▶ [Exercise details] Return every line of the listing that includes the string "true".

▶ [Provided entries]
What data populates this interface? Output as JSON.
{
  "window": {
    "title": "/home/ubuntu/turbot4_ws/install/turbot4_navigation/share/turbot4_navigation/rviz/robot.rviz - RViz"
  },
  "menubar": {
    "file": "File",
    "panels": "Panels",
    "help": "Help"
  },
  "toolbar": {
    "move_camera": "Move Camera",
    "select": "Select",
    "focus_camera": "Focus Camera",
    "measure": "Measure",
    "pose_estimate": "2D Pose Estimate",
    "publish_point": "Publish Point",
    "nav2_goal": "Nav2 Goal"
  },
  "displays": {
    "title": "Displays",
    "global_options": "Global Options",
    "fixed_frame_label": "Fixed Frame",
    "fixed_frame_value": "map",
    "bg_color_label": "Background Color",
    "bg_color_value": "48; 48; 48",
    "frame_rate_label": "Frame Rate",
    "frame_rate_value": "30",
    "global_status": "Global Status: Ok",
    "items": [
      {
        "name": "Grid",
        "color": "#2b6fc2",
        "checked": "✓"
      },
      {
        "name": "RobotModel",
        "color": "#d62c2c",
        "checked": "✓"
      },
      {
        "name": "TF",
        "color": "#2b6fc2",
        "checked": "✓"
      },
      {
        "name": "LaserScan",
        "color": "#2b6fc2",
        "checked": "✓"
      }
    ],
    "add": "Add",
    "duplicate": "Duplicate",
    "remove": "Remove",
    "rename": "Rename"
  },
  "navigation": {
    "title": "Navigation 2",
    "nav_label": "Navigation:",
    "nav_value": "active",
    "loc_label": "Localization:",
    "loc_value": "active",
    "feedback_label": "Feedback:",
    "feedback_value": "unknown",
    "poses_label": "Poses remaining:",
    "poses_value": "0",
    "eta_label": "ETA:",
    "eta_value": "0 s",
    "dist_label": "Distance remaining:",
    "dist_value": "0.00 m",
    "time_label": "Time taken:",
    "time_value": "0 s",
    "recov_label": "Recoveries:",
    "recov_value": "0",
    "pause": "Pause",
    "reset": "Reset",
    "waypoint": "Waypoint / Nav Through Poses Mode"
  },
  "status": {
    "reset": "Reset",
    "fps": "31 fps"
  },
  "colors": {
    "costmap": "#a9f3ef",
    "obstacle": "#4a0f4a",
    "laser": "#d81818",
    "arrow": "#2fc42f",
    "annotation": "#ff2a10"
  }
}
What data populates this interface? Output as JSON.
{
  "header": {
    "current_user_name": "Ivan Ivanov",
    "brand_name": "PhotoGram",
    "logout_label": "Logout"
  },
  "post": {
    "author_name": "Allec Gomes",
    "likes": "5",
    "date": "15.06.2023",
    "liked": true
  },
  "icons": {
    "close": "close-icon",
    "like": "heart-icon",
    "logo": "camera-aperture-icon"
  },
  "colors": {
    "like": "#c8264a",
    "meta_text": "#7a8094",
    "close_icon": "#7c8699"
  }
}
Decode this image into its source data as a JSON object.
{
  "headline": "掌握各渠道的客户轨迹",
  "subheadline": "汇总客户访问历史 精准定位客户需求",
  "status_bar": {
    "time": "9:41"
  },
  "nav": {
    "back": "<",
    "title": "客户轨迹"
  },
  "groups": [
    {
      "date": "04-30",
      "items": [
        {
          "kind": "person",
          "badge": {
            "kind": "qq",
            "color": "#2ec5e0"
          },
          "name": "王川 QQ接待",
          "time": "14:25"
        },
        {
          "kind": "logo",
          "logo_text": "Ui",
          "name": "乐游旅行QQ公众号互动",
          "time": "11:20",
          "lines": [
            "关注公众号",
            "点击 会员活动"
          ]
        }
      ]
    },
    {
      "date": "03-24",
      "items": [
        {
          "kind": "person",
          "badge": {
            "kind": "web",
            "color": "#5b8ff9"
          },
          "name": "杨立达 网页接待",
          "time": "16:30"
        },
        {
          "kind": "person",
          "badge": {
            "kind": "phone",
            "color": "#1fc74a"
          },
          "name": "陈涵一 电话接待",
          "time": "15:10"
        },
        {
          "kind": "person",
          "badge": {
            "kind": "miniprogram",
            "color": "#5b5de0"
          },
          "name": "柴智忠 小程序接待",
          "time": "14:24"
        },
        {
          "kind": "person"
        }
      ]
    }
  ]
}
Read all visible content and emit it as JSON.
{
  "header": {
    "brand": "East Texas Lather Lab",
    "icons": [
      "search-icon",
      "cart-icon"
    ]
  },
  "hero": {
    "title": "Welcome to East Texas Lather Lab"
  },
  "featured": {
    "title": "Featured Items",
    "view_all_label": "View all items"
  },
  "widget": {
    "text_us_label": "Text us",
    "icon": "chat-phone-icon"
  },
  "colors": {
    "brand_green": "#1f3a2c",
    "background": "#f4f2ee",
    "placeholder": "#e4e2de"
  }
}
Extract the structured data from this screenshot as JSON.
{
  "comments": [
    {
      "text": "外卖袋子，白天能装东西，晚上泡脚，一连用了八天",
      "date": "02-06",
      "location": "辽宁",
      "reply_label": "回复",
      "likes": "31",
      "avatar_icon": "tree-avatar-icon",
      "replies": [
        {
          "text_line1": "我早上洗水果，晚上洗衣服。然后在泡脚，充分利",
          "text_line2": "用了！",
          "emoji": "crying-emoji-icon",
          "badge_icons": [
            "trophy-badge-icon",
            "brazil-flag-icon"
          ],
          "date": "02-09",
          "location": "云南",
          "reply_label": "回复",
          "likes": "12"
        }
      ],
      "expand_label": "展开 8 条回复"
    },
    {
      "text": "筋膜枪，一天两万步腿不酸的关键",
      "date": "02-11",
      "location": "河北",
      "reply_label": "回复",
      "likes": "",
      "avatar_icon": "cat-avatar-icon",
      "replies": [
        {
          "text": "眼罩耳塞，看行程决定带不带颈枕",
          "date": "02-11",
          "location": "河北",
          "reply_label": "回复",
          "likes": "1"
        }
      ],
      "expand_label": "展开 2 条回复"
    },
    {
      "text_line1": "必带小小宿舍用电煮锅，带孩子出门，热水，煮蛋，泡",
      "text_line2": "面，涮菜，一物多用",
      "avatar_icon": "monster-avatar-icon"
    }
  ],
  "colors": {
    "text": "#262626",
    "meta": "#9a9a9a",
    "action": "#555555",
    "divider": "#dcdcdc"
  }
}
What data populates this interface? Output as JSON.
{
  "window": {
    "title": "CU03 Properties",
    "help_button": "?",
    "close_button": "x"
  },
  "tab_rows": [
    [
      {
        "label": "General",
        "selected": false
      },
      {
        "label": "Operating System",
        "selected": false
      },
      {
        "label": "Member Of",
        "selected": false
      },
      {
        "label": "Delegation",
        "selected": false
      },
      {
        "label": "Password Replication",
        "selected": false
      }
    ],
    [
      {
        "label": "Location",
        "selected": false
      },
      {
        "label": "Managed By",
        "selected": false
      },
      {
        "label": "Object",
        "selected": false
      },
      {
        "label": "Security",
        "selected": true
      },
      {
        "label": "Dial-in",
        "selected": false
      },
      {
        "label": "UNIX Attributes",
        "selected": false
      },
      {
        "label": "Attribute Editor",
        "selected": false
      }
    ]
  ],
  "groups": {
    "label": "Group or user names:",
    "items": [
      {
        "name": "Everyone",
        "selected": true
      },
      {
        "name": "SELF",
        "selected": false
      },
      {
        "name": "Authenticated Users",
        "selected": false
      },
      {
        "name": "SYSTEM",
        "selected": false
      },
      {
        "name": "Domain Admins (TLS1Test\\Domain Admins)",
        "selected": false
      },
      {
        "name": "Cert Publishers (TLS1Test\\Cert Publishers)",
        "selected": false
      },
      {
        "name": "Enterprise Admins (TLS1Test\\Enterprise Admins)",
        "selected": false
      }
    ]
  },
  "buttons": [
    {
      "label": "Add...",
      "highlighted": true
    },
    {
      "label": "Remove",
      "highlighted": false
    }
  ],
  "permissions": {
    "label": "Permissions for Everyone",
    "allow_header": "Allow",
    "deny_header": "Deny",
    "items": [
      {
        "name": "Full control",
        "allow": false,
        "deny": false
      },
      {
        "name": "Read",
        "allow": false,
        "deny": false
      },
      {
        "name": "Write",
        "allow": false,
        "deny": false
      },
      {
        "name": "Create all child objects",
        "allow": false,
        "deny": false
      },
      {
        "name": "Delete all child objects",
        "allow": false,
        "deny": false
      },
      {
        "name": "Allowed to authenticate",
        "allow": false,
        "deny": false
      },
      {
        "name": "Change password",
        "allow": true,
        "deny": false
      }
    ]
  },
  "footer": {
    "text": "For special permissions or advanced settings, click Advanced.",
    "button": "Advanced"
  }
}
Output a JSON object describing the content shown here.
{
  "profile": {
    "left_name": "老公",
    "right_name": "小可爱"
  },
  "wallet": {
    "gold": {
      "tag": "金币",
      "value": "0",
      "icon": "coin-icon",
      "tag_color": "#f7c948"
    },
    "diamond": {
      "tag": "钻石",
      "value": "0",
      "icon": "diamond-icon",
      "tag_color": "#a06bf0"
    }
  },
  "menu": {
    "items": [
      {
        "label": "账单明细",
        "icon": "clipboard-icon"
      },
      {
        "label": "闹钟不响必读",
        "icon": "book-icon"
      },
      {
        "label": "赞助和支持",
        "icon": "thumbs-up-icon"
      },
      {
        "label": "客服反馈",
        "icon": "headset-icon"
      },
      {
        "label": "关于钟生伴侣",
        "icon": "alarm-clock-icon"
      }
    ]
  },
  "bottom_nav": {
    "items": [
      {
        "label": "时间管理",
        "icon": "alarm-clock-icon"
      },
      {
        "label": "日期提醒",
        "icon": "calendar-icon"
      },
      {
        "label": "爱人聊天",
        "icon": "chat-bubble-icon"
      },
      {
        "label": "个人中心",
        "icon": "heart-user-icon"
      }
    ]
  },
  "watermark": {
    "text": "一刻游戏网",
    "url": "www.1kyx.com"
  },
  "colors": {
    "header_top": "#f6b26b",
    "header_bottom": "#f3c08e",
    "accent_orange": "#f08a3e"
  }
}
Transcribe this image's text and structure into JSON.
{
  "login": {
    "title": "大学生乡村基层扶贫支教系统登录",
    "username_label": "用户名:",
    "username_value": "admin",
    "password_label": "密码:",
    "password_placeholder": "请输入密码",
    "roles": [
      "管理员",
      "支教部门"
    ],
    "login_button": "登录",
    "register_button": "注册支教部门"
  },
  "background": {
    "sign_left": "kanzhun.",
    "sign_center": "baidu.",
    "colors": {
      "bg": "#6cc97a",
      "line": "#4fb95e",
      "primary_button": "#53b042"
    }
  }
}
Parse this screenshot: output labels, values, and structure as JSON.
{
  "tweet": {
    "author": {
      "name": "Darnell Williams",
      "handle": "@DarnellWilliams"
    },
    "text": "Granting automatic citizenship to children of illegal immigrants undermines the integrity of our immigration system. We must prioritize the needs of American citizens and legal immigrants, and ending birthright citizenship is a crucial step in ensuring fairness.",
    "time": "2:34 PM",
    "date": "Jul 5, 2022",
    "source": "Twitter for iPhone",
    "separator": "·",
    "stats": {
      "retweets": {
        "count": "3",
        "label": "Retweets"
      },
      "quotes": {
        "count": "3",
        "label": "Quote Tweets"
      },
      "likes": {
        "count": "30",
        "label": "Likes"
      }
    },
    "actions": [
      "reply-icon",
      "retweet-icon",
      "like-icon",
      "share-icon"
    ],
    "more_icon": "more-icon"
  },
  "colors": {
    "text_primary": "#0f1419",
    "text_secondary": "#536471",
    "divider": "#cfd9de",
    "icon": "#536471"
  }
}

▶ [Response area]
    "liked": true
        "selected": true
        "selected": true
      "highlighted": true
        "allow": true,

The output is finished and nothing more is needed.